Last update: July 28, 2014
Honduras is principally a source and transit country for men, women, and children subjected to sex trafficking and forced labor; to a much lesser extent, Honduras is a destination for women and girls from neighboring countries subjected to sex trafficking. Honduran women and children are exploited in sex trafficking within the country and in other countries in the region, particularly Mexico, Guatemala, El Salvador, and the United States. NGOs report that LGBT Hondurans continue to be vulnerable to sex trafficking. Honduran men, women, and children working in agriculture, street vending, and domestic service within the country are vulnerable to forced labor. Honduran men, women, and children are also subjected to forced labor in other countries, particularly in Guatemala, Mexico, and the United States. Indigenous Miskito boys from Honduras have been identified as potential trafficking victims on a fishing vessel in Jamaican waters. NGOs report that gangs and criminal organizations exploit girls in sex trafficking, and coerce and threaten young males in urban areas to transport drugs, engage in extortion, or to be hit men. Honduras is a destination for child sex tourists from Canada and the United States. Latin American migrants transit Honduras en route to northern Central America and North America; some of these migrants are subsequently exploited in sex trafficking and forced labor.

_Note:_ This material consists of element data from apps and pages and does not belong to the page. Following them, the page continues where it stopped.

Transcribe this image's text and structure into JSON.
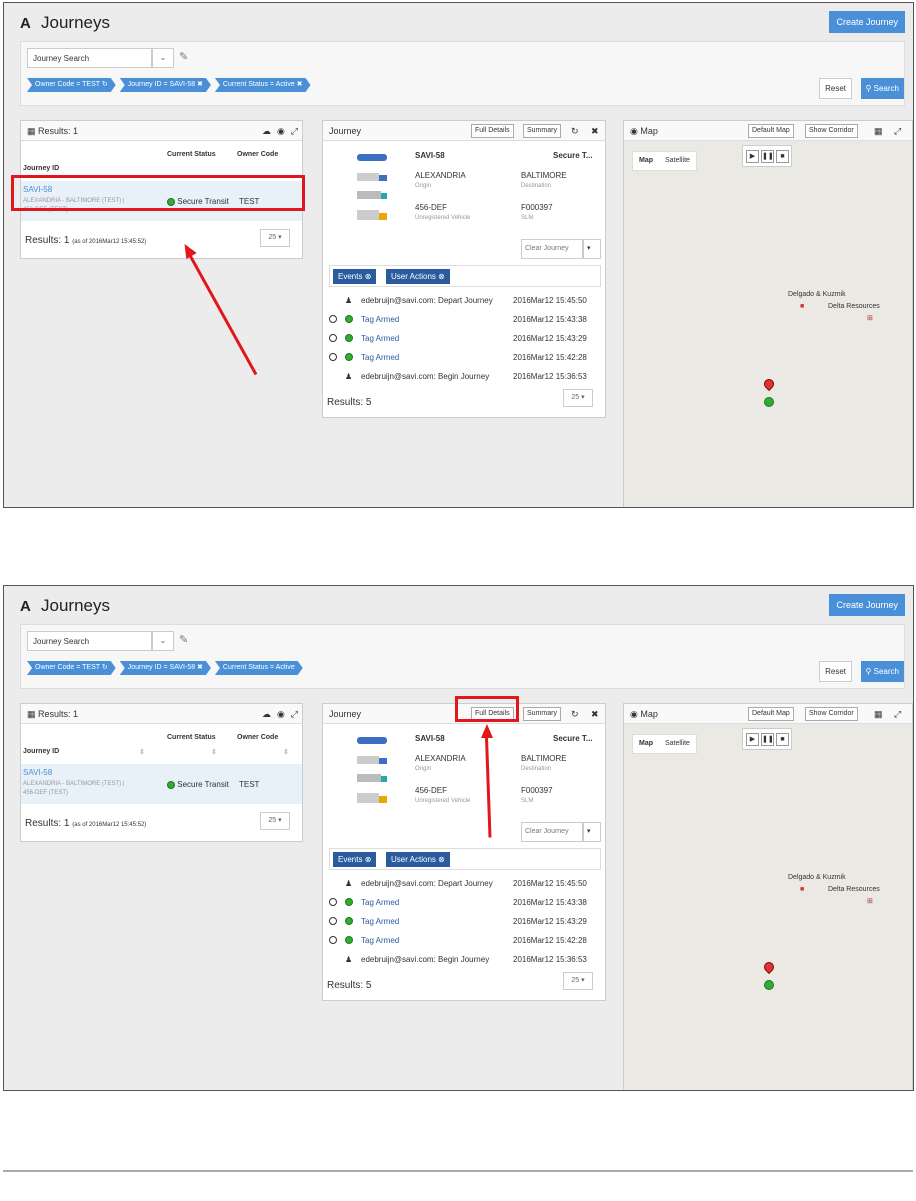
{
  "app": {
    "logo": "A",
    "title": "Journeys",
    "create_label": "Create Journey"
  },
  "search": {
    "select_value": "Journey Search",
    "chips": [
      "Owner Code = TEST",
      "Journey ID = SAVI-58",
      "Current Status = Active"
    ],
    "reset_label": "Reset",
    "search_label": "Search"
  },
  "results": {
    "title": "Results: 1",
    "col_status": "Current Status",
    "col_owner": "Owner Code",
    "col_id": "Journey ID",
    "row_id": "SAVI-58",
    "row_route": "ALEXANDRIA - BALTIMORE (TEST) |",
    "row_vehicle": "456-DEF (TEST)",
    "row_status": "Secure Transit",
    "row_owner": "TEST",
    "footer_count": "Results: 1",
    "footer_asof_1": "(as of 2016Mar12 15:45:52)",
    "footer_asof_2": "(as of 2016Mar12 15:45:52)",
    "pager": "25"
  },
  "journey": {
    "title": "Journey",
    "full_details": "Full Details",
    "summary": "Summary",
    "id": "SAVI-58",
    "status": "Secure T...",
    "origin": "ALEXANDRIA",
    "origin_label": "Origin",
    "destination": "BALTIMORE",
    "destination_label": "Destination",
    "vehicle": "456-DEF",
    "vehicle_label": "Unregistered Vehicle",
    "device": "F000397",
    "device_label": "SLM",
    "clear_label": "Clear Journey",
    "tab_events": "Events",
    "tab_user_actions": "User Actions",
    "events": [
      {
        "label": "edebruijn@savi.com: Depart Journey",
        "time": "2016Mar12 15:45:50",
        "kind": "user"
      },
      {
        "label": "Tag Armed",
        "time": "2016Mar12 15:43:38",
        "kind": "tag"
      },
      {
        "label": "Tag Armed",
        "time": "2016Mar12 15:43:29",
        "kind": "tag"
      },
      {
        "label": "Tag Armed",
        "time": "2016Mar12 15:42:28",
        "kind": "tag"
      },
      {
        "label": "edebruijn@savi.com: Begin Journey",
        "time": "2016Mar12 15:36:53",
        "kind": "user"
      }
    ],
    "footer": "Results: 5",
    "pager": "25"
  },
  "map": {
    "title": "Map",
    "default_map": "Default Map",
    "show_corridor": "Show Corridor",
    "tab_map": "Map",
    "tab_satellite": "Satellite",
    "poi_1": "Delgado & Kuzmik",
    "poi_2": "Delta Resources"
  },
  "colors": {
    "accent": "#4a90d9",
    "highlight": "#e0181c",
    "tab": "#2b5b9e"
  }
}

The Government of Honduras does not fully comply with the minimum standards for the elimination of trafficking; however, it is making significant efforts to do so. Between 2013 and 2014, the government significantly increased the number of law enforcement officers focused on human trafficking and dedicated funding to the interagency anti-trafficking commission, reflecting increased political will. Authorities achieved the first convictions for trafficking involving adult victims. Law enforcement efforts, however, continue to be inadequate and primarily focused on child sex trafficking. The government relies on civil society organizations to provide the vast majority of services to victims and lacks guidelines to identify trafficking victims among vulnerable populations, including children engaged in the worst forms of child labor. Data collection on law enforcement and victim identification efforts continues to be weak.
As a result of its efforts in 2013-2014, the Government of Honduras was moved up to Tier Two from the Tier Two Watch List on the Department of State’s 2014 Trafficking in Persons Report.
The Office of the Special Prosecutor for Children in the Public Ministry handles trafficking cases. The Inter-Institutional Commission to Combat Sexual Exploitation and Trafficking (CICESCT) coordinates Government of Honduras and civil society efforts to combat trafficking in persons.
Multiple sections and agencies at the U.S. Embassy in Honduras and the State Department’s Office to Monitor and Combat Trafficking in Persons are working with civil society and the Government of Honduras to increase efforts to investigate and prosecute all forms of trafficking, ensure specialized services and shelter are available to all victims of trafficking, and increase prevention and identification of potential trafficking victims.
The Department of Justice, Office of Overseas Prosecutorial Development, Assistance and Training assigned an attorney to Honduras to work with the Public Ministry’s Office of the Special Prosecutor for Children on trafficking in persons cases. Officers from the Department of Homeland Security – Office of Homeland Security Investigations work with vetted units of the Honduran National Police to investigate and arrest human traffickers. And the Department of State Office to Monitor and Combat Trafficking in Persons (J/TIP) provides funding to civil society organizations to increase awareness and prevention of human trafficking, and to provide specialized services for trafficking victims.